Although Xi'an is best known for the Terracotta Warriors and many traditional delicacies, the ancient city is now making firm and quick steps to become a major IT hub by creating a favorable environment for technology companies as well as professionals from all over the world.
Xi'an holds the Global Programers' Festival to promote its IT industry. [Photo/China SCIO]
One such IT talent is 27-year-old Zhang Xiaodong from Xi'an's Northwestern Polytechnical University. He said he chose to stay in Xi'an after graduation to take a job as a software engineer, and that he is living his dream.
"I'm earning as much as 8,000 yuan (US$1,200) a month," he said."That is a desirable salary compared with the living cost here."
Modeling after famed global tech centers like Silicon Valley and Bangalore, Xi'an has taken advantage of its local resources in research and education to catapult itself as a prime destination for IT companies.
"The ancient city has the human resources it takes to contend with Silicon Valley and Bangalore to become a hub for technology and innovation," said Gong Min, founder of Beijing Linx-Tech Co., Ltd. "People are the first factor for the IT industry and it is the talent that makes things happen."
Xi'an is home to around 100 research institutes and more than 60 universities, including renowned science universities like Xi'an Jiaotong University and Xidian University. Drawing students from across the country, they help to form a large talent pool to feed the booming IT sector in the region.
"Keeping local talent and luring outside talent is key to the success of the IT industry for Xi'an," Gong said.
He suggested that there should be a synergy between colleges and startups to encourage innovative thinking and problem solving among college students.
In recent years, Xi'an has begun attracting major IT enterprises, including Huawei, Chinasoft International and ZTE, all of which have set up research and development operations in the city.
"One third of HSBC's global business has been bolstered by our center in Xi'an," said Cen Zhen, head of Chinasoft International's HSBC Business Line.
Chinasoft International, one of the leading software companies in China, opened a company in Xi'an in 2012. Cen said the reasons that led the company to Xi'an are the presence of educational and entrepreneurial institutions as well as the region's large talent pool.
Chen Yuhong, executive chairman of the board of Chinasoft International Ltd., said, "Chinasoft International is working with other companies to help build Xi'an into China's 'Silicon Valley' and China's Bangalore. "
Chinasoft International is joined by Huawei and 31 other Fortune 500 companies, such as IBM, Samsung, Fujitsu and Intel, to have set up offices in Xi'an.
The Xi'an Software Park, part of the city's High-Tech Industries Development Zone, is an active promoter of IT investment.
Established in 1998, the Xi'an Software Park is one of the nation's four parks that earn the titles of the "National Software Industrial Base" and the "National Software Export Base."
Lyu Dongguo, director of the Xi'an Software Park Development Center, said many IT companies chose the park to start their ventures as it ticked all the boxes in terms of support infrastructure for their growth, an enviable pool of tech talents and low-cost commercial real estate.
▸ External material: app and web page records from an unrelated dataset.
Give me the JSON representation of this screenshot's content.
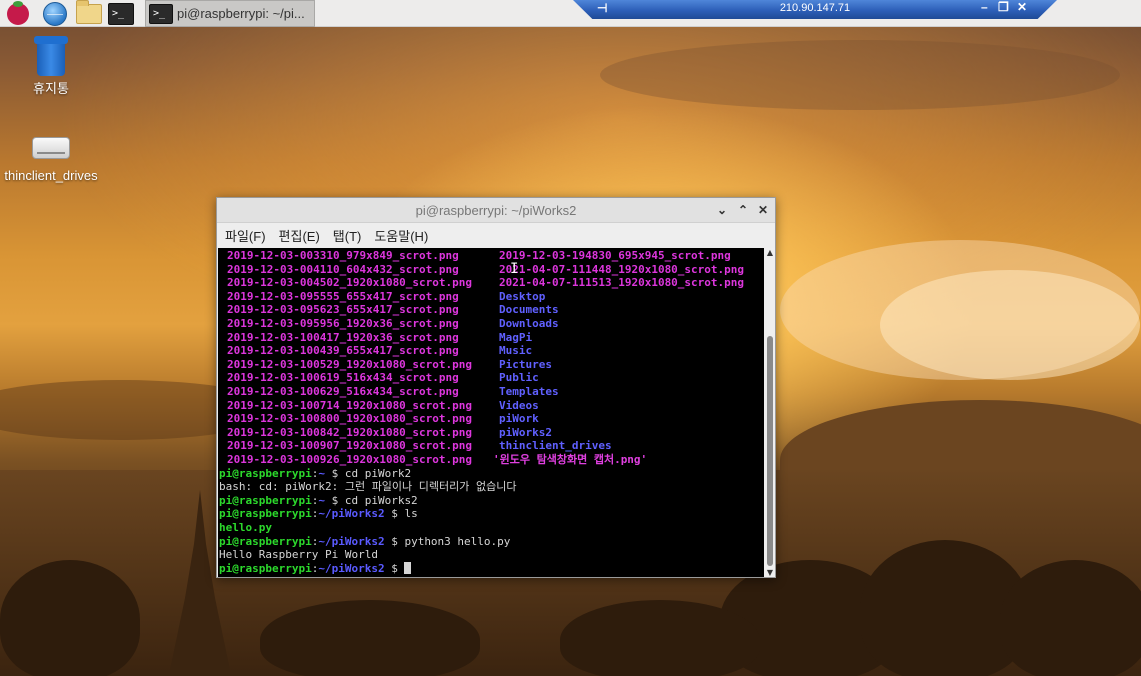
{
  "taskbar": {
    "task_title": "pi@raspberrypi: ~/pi...",
    "icons": [
      "raspberry-menu-icon",
      "browser-globe-icon",
      "file-manager-icon",
      "terminal-icon"
    ]
  },
  "rdp_bar": {
    "address": "210.90.147.71",
    "minimize": "–",
    "restore": "❐",
    "close": "✕",
    "pin": "⊣"
  },
  "desktop": {
    "icons": [
      {
        "label": "휴지통"
      },
      {
        "label": "thinclient_drives"
      }
    ]
  },
  "terminal_window": {
    "title": "pi@raspberrypi: ~/piWorks2",
    "menu": [
      "파일(F)",
      "편집(E)",
      "탭(T)",
      "도움말(H)"
    ],
    "ls_rows": [
      {
        "left": "2019-12-03-003310_979x849_scrot.png",
        "right": "2019-12-03-194830_695x945_scrot.png",
        "right_type": "png"
      },
      {
        "left": "2019-12-03-004110_604x432_scrot.png",
        "right": "2021-04-07-111448_1920x1080_scrot.png",
        "right_type": "png"
      },
      {
        "left": "2019-12-03-004502_1920x1080_scrot.png",
        "right": "2021-04-07-111513_1920x1080_scrot.png",
        "right_type": "png"
      },
      {
        "left": "2019-12-03-095555_655x417_scrot.png",
        "right": "Desktop",
        "right_type": "dir"
      },
      {
        "left": "2019-12-03-095623_655x417_scrot.png",
        "right": "Documents",
        "right_type": "dir"
      },
      {
        "left": "2019-12-03-095956_1920x36_scrot.png",
        "right": "Downloads",
        "right_type": "dir"
      },
      {
        "left": "2019-12-03-100417_1920x36_scrot.png",
        "right": "MagPi",
        "right_type": "dir"
      },
      {
        "left": "2019-12-03-100439_655x417_scrot.png",
        "right": "Music",
        "right_type": "dir"
      },
      {
        "left": "2019-12-03-100529_1920x1080_scrot.png",
        "right": "Pictures",
        "right_type": "dir"
      },
      {
        "left": "2019-12-03-100619_516x434_scrot.png",
        "right": "Public",
        "right_type": "dir"
      },
      {
        "left": "2019-12-03-100629_516x434_scrot.png",
        "right": "Templates",
        "right_type": "dir"
      },
      {
        "left": "2019-12-03-100714_1920x1080_scrot.png",
        "right": "Videos",
        "right_type": "dir"
      },
      {
        "left": "2019-12-03-100800_1920x1080_scrot.png",
        "right": "piWork",
        "right_type": "dir"
      },
      {
        "left": "2019-12-03-100842_1920x1080_scrot.png",
        "right": "piWorks2",
        "right_type": "dir"
      },
      {
        "left": "2019-12-03-100907_1920x1080_scrot.png",
        "right": "thinclient_drives",
        "right_type": "dir"
      },
      {
        "left": "2019-12-03-100926_1920x1080_scrot.png",
        "right": "'윈도우 탐색창화면 캡처.png'",
        "right_type": "quoted"
      }
    ],
    "history": [
      {
        "user": "pi@raspberrypi",
        "sep": ":",
        "path": "~",
        "cmd": " $ cd piWork2"
      },
      {
        "output": "bash: cd: piWork2: 그런 파일이나 디렉터리가 없습니다"
      },
      {
        "user": "pi@raspberrypi",
        "sep": ":",
        "path": "~",
        "cmd": " $ cd piWorks2"
      },
      {
        "user": "pi@raspberrypi",
        "sep": ":",
        "path": "~/piWorks2",
        "cmd": " $ ls"
      },
      {
        "exec": "hello.py"
      },
      {
        "user": "pi@raspberrypi",
        "sep": ":",
        "path": "~/piWorks2",
        "cmd": " $ python3 hello.py"
      },
      {
        "output": "Hello Raspberry Pi World"
      },
      {
        "user": "pi@raspberrypi",
        "sep": ":",
        "path": "~/piWorks2",
        "cmd": " $ ",
        "cursor": true
      }
    ]
  }
}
"The average home prices are round 9,000 yuan for each square meter in Xi'an, compared with sky-high prices in Beijing and Shanghai, which normally surpass 50,000 yuan," he said.
In 2016, more than 2,000 companies in the park generated a combined 199.4 billion yuan in revenue and employed a total of 165,100 professionals. The figures are expected to grow to 500 billion yuan and 250,000 professionals by 2021.
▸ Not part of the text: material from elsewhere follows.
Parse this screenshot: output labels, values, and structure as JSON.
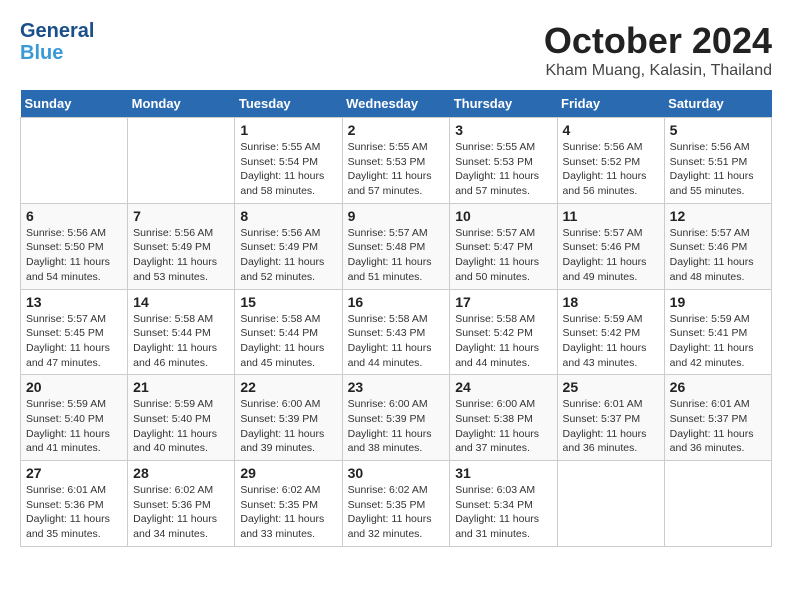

Going even further to attract talents, Xi'an eased its household registration rules since March 1 this year.
The new policy, considered the most loosened household registration policy in China's history, grants permanent residency to migrants aged 35 and under who are college graduates and willing to work, live or start a business in the city. The permanent residency status gives the IT professionals equal access to social welfare and other benefits.
"The policy will greatly fuel the IT industry in Xi'an," Lyu said. "More graduates will choose to stay and work in the city."
Xi'an Software Park is also an active participant in a recent initiative to promote the city's IT industry, the Global Programers' Festival.
"The festival is held not only to celebrate the programers, but also to present Xi'an to more IT engineers in the world and attract more IT companies to come here," Lyu said.
Sumavasee Slasuk, director of the Digital Economy Promotion Agency of Thailand, was invited to attend the festival, and she said she was quite impressed with the city.
After having spoken with some IT companies in the city, Slasuk said she found the younger generation there to be very interested in the software industry.
"They have very good professional skills and are keen on creating their startups," she said.
(By He Shan)